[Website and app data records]
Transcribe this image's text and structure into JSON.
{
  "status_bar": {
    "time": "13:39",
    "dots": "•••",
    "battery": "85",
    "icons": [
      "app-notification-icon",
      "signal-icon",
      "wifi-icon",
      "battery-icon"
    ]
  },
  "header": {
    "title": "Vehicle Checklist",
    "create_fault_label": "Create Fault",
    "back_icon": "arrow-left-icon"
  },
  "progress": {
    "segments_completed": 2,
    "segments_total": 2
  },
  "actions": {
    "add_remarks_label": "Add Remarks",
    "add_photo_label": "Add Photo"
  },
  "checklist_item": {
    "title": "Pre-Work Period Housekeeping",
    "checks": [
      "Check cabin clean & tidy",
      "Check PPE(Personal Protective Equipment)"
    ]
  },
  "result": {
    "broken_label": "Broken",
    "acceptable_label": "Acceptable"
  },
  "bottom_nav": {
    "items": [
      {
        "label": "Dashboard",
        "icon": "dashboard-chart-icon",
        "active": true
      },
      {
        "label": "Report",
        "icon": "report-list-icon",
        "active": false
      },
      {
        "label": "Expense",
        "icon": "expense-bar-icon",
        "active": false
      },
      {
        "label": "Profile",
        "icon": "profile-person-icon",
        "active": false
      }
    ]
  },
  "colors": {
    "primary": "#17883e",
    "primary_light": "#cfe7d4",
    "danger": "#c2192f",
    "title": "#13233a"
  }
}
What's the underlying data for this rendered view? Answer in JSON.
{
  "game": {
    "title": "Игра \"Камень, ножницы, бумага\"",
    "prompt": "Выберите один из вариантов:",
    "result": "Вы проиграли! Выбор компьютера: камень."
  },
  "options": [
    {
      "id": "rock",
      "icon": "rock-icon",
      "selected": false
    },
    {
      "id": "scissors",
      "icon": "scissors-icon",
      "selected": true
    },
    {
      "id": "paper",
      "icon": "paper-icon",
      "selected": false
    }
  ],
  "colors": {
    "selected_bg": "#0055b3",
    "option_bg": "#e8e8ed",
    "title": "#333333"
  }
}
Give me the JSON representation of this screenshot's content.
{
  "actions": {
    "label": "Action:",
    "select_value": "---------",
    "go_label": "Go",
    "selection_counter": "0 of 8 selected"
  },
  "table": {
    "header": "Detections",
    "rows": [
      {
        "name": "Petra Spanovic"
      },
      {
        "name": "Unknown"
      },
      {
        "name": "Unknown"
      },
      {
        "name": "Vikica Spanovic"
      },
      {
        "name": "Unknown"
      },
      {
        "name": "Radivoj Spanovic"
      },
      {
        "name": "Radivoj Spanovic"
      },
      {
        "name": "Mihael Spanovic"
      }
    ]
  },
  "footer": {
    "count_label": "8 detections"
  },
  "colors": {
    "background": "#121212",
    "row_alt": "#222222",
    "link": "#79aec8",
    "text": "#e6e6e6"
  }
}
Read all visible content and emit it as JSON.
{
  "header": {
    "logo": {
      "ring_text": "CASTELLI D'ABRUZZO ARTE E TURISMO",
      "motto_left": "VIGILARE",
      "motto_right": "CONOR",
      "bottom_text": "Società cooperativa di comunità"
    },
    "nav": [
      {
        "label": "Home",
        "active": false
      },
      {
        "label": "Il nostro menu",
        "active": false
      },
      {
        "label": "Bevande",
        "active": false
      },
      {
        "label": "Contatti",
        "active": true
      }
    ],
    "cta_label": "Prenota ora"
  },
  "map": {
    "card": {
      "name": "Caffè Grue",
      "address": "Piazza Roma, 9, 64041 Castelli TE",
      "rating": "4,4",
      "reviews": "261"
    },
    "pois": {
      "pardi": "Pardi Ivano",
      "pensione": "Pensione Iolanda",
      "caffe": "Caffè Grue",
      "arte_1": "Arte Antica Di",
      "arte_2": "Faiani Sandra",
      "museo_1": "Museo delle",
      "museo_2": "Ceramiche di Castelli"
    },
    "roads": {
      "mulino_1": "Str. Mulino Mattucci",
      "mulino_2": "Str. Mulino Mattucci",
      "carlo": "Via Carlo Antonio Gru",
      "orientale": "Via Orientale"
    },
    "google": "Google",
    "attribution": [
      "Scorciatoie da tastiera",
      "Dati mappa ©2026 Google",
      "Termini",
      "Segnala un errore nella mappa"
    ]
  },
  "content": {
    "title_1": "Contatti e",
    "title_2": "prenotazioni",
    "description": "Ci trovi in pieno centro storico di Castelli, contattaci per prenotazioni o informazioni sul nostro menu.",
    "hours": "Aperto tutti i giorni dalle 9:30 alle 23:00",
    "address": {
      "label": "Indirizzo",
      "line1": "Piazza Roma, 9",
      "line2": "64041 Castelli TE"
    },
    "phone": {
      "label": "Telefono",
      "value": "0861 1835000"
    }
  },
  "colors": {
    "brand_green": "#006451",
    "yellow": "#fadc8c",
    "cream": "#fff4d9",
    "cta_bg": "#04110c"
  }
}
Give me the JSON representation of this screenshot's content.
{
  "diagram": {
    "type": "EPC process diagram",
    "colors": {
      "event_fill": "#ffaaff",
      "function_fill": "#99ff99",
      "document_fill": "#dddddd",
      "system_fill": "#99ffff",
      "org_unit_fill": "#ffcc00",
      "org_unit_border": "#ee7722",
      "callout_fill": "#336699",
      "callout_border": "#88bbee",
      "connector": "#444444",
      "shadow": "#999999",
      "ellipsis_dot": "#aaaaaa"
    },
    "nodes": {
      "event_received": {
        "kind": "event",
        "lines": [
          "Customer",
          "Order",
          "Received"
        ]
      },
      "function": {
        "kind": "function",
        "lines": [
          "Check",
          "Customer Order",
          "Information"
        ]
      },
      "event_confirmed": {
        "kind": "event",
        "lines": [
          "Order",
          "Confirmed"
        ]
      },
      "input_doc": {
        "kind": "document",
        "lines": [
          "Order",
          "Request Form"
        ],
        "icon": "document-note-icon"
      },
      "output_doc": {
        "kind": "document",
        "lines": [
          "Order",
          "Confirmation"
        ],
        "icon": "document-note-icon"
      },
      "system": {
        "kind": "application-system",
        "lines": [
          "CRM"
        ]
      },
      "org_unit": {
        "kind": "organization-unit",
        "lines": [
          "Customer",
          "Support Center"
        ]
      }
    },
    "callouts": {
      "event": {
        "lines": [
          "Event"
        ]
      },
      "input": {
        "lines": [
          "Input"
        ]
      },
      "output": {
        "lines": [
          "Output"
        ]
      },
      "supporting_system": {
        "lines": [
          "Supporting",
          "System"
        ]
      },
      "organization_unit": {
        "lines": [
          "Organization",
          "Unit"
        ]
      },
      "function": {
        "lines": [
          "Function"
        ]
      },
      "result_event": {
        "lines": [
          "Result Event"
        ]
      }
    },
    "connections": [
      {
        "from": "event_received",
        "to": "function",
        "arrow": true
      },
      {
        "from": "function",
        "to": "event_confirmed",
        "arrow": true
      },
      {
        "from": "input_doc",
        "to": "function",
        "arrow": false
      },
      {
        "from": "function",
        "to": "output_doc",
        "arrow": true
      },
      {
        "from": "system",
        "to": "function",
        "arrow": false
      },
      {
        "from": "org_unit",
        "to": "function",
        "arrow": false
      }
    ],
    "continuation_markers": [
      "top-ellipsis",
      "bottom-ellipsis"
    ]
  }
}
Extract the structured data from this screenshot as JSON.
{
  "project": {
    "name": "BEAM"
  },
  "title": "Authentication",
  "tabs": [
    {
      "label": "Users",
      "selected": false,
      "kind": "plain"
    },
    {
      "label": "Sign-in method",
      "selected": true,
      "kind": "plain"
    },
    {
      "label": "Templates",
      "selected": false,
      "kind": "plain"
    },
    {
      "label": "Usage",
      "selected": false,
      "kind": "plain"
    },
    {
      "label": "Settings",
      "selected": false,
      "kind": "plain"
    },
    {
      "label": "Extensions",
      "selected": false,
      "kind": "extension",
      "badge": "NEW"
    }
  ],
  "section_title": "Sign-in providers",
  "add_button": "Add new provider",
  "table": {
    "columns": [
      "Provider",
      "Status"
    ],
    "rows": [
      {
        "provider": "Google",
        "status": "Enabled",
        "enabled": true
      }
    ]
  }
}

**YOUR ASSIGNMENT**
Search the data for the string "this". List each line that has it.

**TASK RESPONSE**
Transcribe this image's text and structure into JSON.
What's the underlying data for this rendered view? Answer in JSON.
Give me the JSON representation of this screenshot's content.
Give me the JSON representation of this screenshot's content.
Extract the structured data from this screenshot as JSON.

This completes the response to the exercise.